Records contained in a dataset:
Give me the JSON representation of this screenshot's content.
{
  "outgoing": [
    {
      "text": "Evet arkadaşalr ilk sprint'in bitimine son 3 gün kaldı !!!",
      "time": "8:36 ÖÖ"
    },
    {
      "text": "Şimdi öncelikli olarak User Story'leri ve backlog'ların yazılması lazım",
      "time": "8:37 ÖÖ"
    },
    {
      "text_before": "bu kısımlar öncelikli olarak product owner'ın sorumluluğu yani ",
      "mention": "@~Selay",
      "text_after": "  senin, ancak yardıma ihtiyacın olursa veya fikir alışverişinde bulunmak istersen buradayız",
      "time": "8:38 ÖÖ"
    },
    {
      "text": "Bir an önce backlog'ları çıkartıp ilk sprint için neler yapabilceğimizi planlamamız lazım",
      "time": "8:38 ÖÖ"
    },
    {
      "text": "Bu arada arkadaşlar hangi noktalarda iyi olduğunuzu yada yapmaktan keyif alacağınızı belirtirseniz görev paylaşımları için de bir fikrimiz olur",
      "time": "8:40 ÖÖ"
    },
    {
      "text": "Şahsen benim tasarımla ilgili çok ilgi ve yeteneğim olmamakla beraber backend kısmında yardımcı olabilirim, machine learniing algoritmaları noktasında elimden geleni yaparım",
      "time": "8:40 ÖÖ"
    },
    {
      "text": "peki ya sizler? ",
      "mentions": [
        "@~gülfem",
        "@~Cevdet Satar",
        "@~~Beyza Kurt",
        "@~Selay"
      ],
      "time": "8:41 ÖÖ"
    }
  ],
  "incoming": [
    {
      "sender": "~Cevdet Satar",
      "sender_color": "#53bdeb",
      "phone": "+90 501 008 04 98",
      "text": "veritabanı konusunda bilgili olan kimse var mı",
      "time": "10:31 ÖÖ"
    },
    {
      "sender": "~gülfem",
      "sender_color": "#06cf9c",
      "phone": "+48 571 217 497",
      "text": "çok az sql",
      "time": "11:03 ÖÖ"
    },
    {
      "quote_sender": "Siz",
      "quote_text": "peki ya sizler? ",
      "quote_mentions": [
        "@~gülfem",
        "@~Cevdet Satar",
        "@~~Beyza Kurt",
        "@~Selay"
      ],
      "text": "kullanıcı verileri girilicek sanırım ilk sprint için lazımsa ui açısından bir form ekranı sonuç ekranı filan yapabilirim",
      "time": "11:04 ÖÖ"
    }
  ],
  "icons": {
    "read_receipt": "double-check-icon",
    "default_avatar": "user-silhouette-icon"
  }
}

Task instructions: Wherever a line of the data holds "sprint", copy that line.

Your response:
      "text": "Evet arkadaşalr ilk sprint'in bitimine son 3 gün kaldı !!!",
      "text": "Bir an önce backlog'ları çıkartıp ilk sprint için neler yapabilceğimizi planlamamız lazım",
      "text": "kullanıcı verileri girilicek sanırım ilk sprint için lazımsa ui açısından bir form ekranı sonuç ekranı filan yapabilirim",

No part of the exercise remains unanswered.